((

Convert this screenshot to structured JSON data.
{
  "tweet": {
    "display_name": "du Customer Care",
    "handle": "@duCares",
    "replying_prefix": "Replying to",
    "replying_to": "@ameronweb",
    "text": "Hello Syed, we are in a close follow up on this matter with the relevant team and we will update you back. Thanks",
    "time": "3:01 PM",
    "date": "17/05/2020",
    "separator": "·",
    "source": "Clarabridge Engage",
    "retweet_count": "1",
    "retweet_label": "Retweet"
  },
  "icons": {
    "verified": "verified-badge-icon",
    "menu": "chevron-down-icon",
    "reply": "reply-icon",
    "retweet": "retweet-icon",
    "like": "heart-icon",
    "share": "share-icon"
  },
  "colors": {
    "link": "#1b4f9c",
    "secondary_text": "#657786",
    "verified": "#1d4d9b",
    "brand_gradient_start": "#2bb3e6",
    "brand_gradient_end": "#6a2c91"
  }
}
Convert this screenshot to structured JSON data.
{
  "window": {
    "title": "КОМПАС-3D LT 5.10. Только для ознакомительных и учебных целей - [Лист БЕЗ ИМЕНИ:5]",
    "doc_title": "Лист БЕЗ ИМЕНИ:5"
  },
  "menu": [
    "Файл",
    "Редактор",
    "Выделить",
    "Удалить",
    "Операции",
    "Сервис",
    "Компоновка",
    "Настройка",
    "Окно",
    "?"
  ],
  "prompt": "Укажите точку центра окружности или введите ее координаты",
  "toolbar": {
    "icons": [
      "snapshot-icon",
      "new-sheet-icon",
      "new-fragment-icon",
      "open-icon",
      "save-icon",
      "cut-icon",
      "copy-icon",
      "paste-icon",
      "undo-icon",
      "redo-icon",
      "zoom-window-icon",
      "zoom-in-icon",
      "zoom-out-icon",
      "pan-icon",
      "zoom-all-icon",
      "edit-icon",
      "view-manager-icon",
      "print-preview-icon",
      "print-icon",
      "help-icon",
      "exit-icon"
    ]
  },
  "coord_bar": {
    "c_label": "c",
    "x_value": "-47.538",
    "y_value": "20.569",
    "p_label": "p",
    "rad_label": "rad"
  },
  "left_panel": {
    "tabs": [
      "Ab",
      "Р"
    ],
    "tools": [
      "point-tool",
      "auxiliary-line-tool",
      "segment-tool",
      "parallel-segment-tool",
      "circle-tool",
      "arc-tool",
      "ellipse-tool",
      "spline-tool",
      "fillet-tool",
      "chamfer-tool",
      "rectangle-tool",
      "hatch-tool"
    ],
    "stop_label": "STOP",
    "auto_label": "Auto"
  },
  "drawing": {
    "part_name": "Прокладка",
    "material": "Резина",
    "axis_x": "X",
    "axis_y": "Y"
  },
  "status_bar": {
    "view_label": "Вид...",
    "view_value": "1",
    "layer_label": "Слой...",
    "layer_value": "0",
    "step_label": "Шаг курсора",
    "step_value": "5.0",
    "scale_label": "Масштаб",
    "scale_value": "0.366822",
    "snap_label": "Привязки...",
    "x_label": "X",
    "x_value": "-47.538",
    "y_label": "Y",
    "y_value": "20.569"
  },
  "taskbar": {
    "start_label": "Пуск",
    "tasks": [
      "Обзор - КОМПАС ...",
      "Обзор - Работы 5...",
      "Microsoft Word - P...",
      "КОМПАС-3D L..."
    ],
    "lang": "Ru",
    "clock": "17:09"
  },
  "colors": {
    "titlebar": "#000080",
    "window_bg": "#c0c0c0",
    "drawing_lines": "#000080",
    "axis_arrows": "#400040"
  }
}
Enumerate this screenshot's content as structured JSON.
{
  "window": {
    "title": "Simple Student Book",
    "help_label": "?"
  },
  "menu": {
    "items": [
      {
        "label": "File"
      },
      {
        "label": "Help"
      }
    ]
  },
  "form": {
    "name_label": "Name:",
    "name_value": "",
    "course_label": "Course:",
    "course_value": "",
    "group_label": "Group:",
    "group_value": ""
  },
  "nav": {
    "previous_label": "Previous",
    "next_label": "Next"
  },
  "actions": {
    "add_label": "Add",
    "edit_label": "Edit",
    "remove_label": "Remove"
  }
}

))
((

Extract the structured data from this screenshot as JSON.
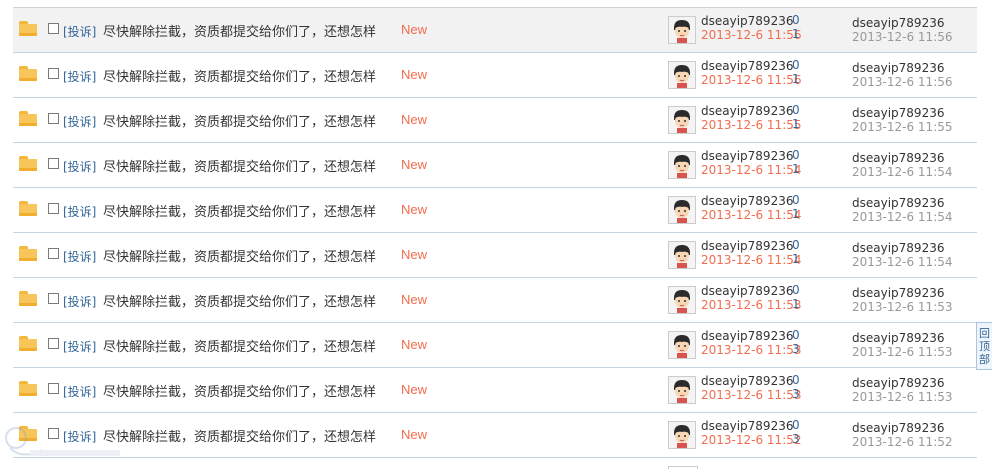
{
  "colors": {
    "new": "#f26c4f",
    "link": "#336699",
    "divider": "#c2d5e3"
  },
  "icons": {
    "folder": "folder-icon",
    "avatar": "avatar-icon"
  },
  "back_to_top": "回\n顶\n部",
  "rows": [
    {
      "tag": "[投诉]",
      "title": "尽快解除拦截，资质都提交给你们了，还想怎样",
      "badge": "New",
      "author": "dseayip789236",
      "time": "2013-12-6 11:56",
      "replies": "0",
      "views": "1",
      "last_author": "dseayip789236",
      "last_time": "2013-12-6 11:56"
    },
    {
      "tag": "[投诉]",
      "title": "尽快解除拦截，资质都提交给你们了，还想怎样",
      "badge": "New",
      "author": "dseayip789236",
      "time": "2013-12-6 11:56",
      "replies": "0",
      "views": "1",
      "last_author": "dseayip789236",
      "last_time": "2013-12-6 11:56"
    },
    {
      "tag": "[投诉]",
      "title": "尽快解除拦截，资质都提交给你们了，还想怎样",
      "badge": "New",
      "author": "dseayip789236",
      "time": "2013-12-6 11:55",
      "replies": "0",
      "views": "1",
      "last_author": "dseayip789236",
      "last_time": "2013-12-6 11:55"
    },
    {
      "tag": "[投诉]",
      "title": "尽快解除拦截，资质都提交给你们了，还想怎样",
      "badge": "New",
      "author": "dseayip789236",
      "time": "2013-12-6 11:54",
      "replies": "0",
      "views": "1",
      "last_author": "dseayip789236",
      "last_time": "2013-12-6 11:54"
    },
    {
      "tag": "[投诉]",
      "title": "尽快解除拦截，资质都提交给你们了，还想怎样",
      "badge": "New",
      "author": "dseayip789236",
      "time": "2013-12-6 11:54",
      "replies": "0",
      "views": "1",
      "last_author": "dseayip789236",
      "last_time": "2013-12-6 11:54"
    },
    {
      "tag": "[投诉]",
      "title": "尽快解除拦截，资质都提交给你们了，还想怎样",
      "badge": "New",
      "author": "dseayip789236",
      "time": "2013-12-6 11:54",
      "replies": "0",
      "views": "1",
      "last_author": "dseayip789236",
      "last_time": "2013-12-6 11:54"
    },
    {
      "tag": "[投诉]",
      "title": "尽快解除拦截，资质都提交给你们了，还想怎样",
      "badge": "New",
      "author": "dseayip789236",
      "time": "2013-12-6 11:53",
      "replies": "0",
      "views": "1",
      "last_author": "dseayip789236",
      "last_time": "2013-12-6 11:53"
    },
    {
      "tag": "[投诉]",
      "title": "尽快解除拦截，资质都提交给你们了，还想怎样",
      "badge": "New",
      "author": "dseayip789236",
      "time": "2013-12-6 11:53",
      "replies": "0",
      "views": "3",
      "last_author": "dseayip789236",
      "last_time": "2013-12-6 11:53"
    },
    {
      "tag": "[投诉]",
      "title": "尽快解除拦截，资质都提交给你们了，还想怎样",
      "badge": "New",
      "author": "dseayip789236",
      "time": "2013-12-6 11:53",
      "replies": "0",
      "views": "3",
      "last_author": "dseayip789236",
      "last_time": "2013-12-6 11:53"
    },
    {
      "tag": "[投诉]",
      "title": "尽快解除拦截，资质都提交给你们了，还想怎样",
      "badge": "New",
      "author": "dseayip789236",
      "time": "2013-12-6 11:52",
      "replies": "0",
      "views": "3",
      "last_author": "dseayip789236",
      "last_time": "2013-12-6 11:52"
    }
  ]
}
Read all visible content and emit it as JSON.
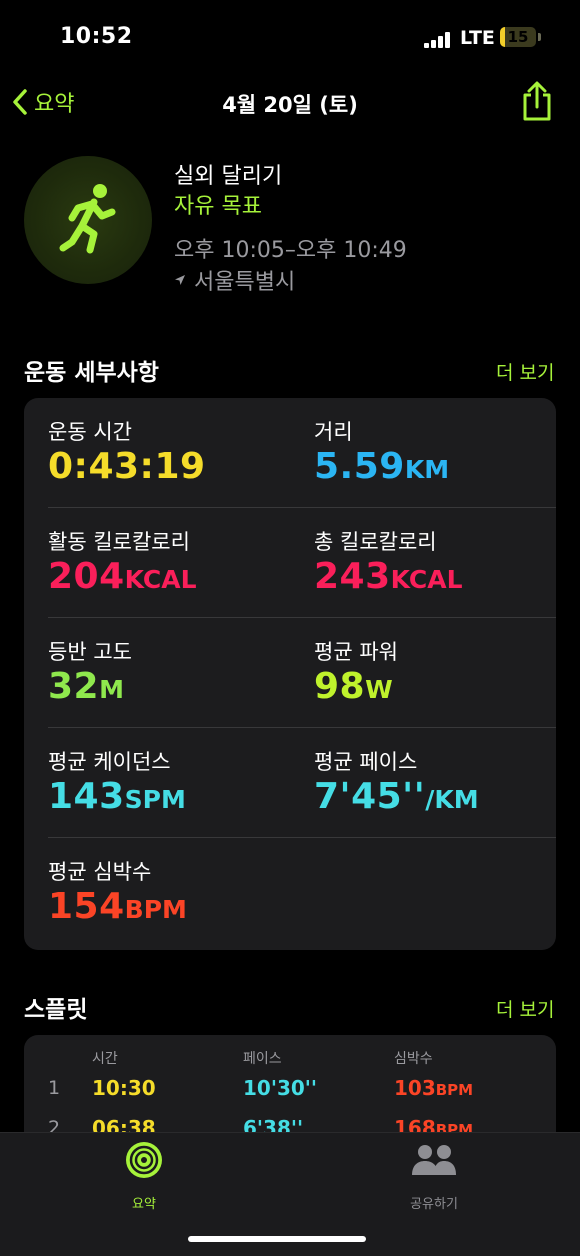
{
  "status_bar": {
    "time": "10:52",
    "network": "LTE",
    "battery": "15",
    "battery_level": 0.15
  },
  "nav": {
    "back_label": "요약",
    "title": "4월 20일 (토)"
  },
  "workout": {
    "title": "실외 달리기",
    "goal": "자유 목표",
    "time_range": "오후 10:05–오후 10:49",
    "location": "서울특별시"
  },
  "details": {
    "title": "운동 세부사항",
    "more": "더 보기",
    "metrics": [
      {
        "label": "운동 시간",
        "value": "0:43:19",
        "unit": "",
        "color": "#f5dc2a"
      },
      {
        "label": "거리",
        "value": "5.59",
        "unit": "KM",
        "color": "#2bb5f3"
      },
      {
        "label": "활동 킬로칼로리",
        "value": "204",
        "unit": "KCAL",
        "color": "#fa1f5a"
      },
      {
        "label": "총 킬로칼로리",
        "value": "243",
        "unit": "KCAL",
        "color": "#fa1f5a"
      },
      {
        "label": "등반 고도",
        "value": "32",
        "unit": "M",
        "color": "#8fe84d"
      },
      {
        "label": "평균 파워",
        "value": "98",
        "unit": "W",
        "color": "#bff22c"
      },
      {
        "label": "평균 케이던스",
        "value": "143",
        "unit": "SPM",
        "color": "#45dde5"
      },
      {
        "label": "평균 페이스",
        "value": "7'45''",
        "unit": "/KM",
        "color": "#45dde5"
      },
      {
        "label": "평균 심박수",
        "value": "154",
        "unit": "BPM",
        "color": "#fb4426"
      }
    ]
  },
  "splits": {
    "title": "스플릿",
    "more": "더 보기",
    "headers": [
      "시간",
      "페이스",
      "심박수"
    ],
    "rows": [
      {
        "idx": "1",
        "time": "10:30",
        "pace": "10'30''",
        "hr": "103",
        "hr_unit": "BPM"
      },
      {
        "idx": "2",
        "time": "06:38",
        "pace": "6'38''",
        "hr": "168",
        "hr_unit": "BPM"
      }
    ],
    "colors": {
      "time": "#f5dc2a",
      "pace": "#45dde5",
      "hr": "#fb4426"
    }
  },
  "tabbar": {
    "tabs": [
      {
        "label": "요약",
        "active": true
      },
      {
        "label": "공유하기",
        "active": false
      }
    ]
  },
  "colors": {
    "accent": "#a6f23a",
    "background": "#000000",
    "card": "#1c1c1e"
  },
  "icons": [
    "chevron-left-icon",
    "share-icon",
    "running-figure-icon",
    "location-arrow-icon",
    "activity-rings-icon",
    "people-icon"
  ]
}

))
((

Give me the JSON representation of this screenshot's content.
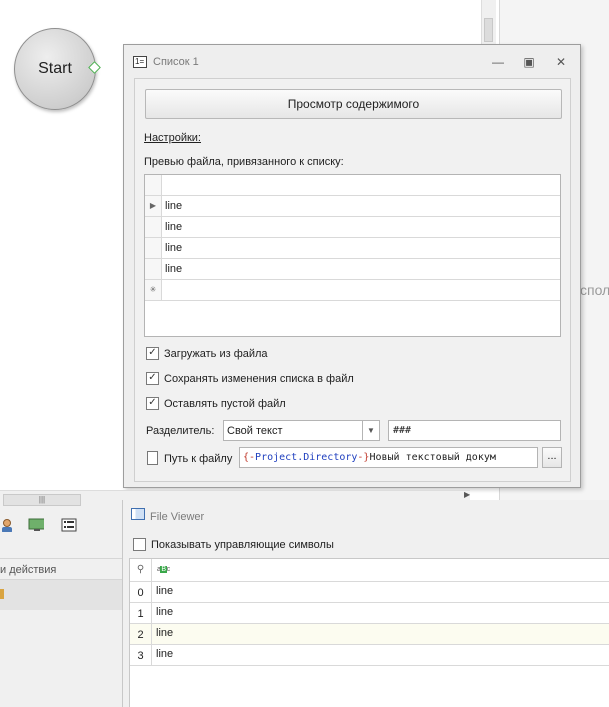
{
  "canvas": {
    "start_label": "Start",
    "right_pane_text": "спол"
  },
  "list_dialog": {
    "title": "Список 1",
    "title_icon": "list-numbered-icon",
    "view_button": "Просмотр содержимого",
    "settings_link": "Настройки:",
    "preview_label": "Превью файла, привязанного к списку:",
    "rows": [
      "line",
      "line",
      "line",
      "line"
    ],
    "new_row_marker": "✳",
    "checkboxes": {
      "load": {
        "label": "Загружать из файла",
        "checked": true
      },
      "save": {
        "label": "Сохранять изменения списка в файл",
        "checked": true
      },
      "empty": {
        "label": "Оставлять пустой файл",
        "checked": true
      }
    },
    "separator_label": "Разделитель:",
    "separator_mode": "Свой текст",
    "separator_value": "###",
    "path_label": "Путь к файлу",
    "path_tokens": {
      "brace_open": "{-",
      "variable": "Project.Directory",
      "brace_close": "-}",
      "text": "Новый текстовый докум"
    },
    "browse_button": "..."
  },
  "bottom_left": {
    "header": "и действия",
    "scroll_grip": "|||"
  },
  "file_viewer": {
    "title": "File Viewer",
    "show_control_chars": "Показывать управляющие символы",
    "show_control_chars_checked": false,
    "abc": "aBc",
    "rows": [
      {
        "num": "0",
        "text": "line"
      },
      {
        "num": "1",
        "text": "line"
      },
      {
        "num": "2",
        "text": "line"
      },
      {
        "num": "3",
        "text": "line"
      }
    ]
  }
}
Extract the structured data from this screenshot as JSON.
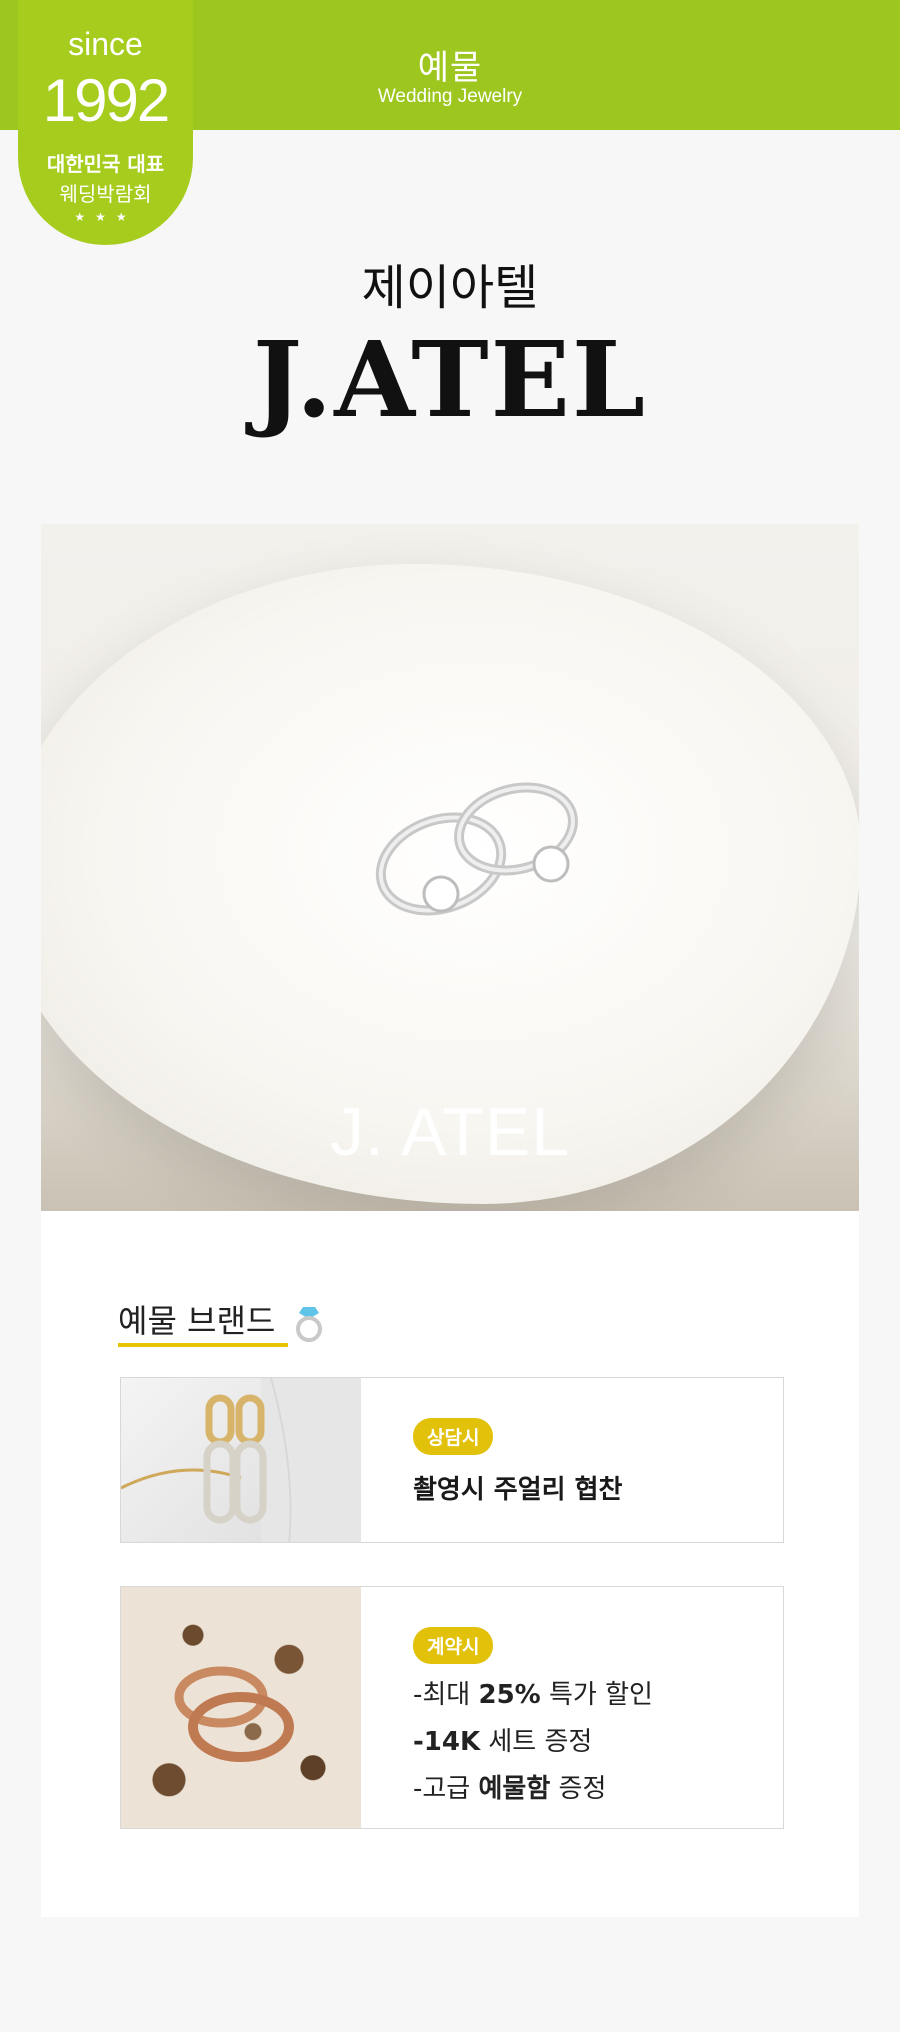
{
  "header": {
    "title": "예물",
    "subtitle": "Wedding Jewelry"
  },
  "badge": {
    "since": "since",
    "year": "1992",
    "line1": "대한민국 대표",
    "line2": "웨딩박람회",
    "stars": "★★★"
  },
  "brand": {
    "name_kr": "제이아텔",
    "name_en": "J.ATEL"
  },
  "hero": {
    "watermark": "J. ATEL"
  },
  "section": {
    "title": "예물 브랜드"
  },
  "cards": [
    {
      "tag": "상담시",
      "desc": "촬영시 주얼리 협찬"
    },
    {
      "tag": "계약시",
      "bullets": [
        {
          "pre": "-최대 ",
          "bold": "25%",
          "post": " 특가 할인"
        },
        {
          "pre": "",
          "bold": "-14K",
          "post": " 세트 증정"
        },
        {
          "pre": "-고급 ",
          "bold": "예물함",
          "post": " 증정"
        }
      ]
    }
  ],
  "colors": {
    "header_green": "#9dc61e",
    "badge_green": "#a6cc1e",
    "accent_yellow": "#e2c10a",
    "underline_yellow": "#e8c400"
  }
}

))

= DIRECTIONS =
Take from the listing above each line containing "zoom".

= TASK OUTPUT =
      "zoom-window-icon",
      "zoom-in-icon",
      "zoom-out-icon",
      "zoom-all-icon",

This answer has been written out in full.